Cannabis 2.0 or the legalization of marijuana derivatives such as vape pens, edibles, extracts, and beverages, has now come into effect. While this development is expected to help in bolstering the falling prices of shares, most investors, analysts and companies in the field believe that the major issue with the industry is the massive requirement for increasing the number of stores selling these products.
Cannabis analysts, producers, and investors have laid the blame on Canadian regulations, which are dragging the opening of new retail outlets, imposing higher expenses and setting constraints on sales.
Lack of National Standardization Hits Distorts Market
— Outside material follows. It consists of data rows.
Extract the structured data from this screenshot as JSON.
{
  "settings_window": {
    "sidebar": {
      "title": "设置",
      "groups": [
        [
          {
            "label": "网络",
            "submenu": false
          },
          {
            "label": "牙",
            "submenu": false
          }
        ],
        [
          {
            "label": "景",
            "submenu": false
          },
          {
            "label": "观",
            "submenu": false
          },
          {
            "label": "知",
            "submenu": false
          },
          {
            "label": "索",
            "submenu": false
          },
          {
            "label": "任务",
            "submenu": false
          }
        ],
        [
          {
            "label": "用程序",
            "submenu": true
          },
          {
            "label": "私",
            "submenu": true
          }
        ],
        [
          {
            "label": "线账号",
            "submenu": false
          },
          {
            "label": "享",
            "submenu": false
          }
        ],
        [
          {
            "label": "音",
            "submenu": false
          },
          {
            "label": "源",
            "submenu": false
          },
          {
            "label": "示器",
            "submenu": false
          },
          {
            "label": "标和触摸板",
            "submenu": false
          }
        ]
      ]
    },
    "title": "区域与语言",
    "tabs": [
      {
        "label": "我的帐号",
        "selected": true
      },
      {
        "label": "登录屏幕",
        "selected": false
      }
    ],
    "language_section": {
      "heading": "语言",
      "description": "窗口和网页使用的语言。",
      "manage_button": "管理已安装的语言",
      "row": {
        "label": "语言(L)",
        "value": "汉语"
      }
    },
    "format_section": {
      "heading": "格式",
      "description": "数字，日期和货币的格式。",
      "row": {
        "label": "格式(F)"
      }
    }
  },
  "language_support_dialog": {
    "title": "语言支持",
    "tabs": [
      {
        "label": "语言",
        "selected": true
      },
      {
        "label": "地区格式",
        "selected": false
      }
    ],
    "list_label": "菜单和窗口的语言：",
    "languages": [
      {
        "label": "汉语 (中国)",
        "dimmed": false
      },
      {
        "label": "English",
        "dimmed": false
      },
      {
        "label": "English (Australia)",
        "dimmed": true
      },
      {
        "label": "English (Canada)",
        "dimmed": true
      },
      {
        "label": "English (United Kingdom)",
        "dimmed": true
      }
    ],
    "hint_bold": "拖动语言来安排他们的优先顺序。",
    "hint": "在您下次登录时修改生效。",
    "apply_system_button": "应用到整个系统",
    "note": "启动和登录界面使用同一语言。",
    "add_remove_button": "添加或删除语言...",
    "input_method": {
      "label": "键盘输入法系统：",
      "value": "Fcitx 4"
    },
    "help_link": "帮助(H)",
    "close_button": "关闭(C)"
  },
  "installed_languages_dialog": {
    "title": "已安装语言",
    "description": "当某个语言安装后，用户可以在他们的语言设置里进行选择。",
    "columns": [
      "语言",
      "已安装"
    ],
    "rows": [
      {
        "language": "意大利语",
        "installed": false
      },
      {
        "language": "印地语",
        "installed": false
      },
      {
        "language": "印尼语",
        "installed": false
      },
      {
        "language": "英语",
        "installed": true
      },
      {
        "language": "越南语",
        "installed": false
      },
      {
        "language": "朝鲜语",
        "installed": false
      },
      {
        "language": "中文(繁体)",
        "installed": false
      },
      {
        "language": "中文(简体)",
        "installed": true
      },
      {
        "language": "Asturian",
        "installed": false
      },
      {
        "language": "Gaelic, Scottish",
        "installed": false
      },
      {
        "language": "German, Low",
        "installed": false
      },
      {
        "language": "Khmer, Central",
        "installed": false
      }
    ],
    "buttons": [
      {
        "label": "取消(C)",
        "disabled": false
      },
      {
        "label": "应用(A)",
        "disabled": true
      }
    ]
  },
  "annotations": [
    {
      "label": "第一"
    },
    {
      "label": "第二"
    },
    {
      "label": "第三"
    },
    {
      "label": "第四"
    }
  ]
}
According to analysts Canada currently requires around 1,000 stores to realize the true potential of the cannabis market. However, only around half this number exist, with most of them situated in Alberta, which has far more relaxed regulations in comparison to the rest of the country. Other provinces such as Quebec and Ontario are still lagging far behind.
The slow rollout of retail stores is a major issue for licensed cannabis producers in the country, as they expanded their production capabilities rapidly, but do not have sufficient means of distribution. Consequently, results are potentially expected to worsen in the near future.
Major cannabis companies such as Aurora and Canopy Growth have reported larger losses than expected, and have changed timelines for profitability. With every province in Canada holding responsibility for its own taxes and retail regulations, the lack of standardization on a national level for regulating the cannabis industry is expected to continue increasing expenses and generating distortions in the market.
This issue is driving up the prices for consumers seeking to purchase legal weed, and is instead benefiting the black market operating around the country.